Material for this exercise: Begin
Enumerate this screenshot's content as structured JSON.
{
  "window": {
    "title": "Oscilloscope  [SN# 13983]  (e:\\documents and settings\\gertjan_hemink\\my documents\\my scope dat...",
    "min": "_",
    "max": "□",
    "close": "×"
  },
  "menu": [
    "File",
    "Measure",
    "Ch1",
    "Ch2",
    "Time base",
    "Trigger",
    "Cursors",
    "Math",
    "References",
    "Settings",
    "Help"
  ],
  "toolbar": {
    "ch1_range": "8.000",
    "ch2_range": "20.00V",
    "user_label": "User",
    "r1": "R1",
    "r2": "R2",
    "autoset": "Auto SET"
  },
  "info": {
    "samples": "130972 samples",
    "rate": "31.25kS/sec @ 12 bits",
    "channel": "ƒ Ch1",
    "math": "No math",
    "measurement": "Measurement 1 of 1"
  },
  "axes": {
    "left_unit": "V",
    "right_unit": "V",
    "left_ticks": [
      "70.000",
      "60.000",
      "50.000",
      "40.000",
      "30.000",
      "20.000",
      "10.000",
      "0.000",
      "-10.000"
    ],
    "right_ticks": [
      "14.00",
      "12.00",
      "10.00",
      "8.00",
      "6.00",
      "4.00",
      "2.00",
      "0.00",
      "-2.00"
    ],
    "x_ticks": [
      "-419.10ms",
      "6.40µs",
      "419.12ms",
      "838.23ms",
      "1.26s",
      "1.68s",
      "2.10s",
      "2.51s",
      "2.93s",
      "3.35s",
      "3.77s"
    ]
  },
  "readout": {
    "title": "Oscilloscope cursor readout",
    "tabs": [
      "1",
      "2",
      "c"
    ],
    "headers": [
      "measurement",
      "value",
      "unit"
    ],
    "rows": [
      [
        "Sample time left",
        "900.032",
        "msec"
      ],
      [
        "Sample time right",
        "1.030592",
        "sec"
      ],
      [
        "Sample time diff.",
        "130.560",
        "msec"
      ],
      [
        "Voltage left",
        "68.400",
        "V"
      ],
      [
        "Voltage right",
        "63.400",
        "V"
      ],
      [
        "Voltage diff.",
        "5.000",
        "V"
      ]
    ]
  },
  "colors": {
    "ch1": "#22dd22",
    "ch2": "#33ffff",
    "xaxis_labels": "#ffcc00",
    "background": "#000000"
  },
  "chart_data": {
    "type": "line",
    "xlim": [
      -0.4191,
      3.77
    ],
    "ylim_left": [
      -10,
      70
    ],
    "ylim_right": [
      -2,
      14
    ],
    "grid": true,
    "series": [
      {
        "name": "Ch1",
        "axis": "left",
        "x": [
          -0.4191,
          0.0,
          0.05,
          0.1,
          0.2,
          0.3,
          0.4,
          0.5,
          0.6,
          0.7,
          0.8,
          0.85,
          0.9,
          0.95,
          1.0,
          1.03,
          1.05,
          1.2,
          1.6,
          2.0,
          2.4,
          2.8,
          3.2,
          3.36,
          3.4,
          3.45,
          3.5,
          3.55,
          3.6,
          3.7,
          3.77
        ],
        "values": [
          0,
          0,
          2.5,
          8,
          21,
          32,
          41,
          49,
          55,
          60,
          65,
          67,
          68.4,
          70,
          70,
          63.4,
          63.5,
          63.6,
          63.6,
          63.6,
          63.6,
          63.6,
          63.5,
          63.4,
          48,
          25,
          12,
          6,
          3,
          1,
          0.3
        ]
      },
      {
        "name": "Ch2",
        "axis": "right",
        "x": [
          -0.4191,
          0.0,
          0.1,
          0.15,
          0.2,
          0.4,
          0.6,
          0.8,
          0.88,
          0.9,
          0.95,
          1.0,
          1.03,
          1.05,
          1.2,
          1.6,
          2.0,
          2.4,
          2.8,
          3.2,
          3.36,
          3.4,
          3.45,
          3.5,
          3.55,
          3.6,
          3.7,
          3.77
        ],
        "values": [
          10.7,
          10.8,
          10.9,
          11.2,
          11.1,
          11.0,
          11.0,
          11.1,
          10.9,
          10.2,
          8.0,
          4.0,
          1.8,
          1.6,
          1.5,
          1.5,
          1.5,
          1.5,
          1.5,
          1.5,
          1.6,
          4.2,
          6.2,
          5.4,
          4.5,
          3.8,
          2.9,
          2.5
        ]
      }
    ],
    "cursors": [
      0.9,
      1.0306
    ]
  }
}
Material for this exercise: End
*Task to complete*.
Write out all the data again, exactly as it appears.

*Solution to this exercise*.
Enumerate this screenshot's content as structured JSON.
{
  "window": {
    "title": "Oscilloscope  [SN# 13983]  (e:\\documents and settings\\gertjan_hemink\\my documents\\my scope dat...",
    "min": "_",
    "max": "□",
    "close": "×"
  },
  "menu": [
    "File",
    "Measure",
    "Ch1",
    "Ch2",
    "Time base",
    "Trigger",
    "Cursors",
    "Math",
    "References",
    "Settings",
    "Help"
  ],
  "toolbar": {
    "ch1_range": "8.000",
    "ch2_range": "20.00V",
    "user_label": "User",
    "r1": "R1",
    "r2": "R2",
    "autoset": "Auto SET"
  },
  "info": {
    "samples": "130972 samples",
    "rate": "31.25kS/sec @ 12 bits",
    "channel": "ƒ Ch1",
    "math": "No math",
    "measurement": "Measurement 1 of 1"
  },
  "axes": {
    "left_unit": "V",
    "right_unit": "V",
    "left_ticks": [
      "70.000",
      "60.000",
      "50.000",
      "40.000",
      "30.000",
      "20.000",
      "10.000",
      "0.000",
      "-10.000"
    ],
    "right_ticks": [
      "14.00",
      "12.00",
      "10.00",
      "8.00",
      "6.00",
      "4.00",
      "2.00",
      "0.00",
      "-2.00"
    ],
    "x_ticks": [
      "-419.10ms",
      "6.40µs",
      "419.12ms",
      "838.23ms",
      "1.26s",
      "1.68s",
      "2.10s",
      "2.51s",
      "2.93s",
      "3.35s",
      "3.77s"
    ]
  },
  "readout": {
    "title": "Oscilloscope cursor readout",
    "tabs": [
      "1",
      "2",
      "c"
    ],
    "headers": [
      "measurement",
      "value",
      "unit"
    ],
    "rows": [
      [
        "Sample time left",
        "900.032",
        "msec"
      ],
      [
        "Sample time right",
        "1.030592",
        "sec"
      ],
      [
        "Sample time diff.",
        "130.560",
        "msec"
      ],
      [
        "Voltage left",
        "68.400",
        "V"
      ],
      [
        "Voltage right",
        "63.400",
        "V"
      ],
      [
        "Voltage diff.",
        "5.000",
        "V"
      ]
    ]
  },
  "colors": {
    "ch1": "#22dd22",
    "ch2": "#33ffff",
    "xaxis_labels": "#ffcc00",
    "background": "#000000"
  },
  "chart_data": {
    "type": "line",
    "xlim": [
      -0.4191,
      3.77
    ],
    "ylim_left": [
      -10,
      70
    ],
    "ylim_right": [
      -2,
      14
    ],
    "grid": true,
    "series": [
      {
        "name": "Ch1",
        "axis": "left",
        "x": [
          -0.4191,
          0.0,
          0.05,
          0.1,
          0.2,
          0.3,
          0.4,
          0.5,
          0.6,
          0.7,
          0.8,
          0.85,
          0.9,
          0.95,
          1.0,
          1.03,
          1.05,
          1.2,
          1.6,
          2.0,
          2.4,
          2.8,
          3.2,
          3.36,
          3.4,
          3.45,
          3.5,
          3.55,
          3.6,
          3.7,
          3.77
        ],
        "values": [
          0,
          0,
          2.5,
          8,
          21,
          32,
          41,
          49,
          55,
          60,
          65,
          67,
          68.4,
          70,
          70,
          63.4,
          63.5,
          63.6,
          63.6,
          63.6,
          63.6,
          63.6,
          63.5,
          63.4,
          48,
          25,
          12,
          6,
          3,
          1,
          0.3
        ]
      },
      {
        "name": "Ch2",
        "axis": "right",
        "x": [
          -0.4191,
          0.0,
          0.1,
          0.15,
          0.2,
          0.4,
          0.6,
          0.8,
          0.88,
          0.9,
          0.95,
          1.0,
          1.03,
          1.05,
          1.2,
          1.6,
          2.0,
          2.4,
          2.8,
          3.2,
          3.36,
          3.4,
          3.45,
          3.5,
          3.55,
          3.6,
          3.7,
          3.77
        ],
        "values": [
          10.7,
          10.8,
          10.9,
          11.2,
          11.1,
          11.0,
          11.0,
          11.1,
          10.9,
          10.2,
          8.0,
          4.0,
          1.8,
          1.6,
          1.5,
          1.5,
          1.5,
          1.5,
          1.5,
          1.5,
          1.6,
          4.2,
          6.2,
          5.4,
          4.5,
          3.8,
          2.9,
          2.5
        ]
      }
    ],
    "cursors": [
      0.9,
      1.0306
    ]
  }
}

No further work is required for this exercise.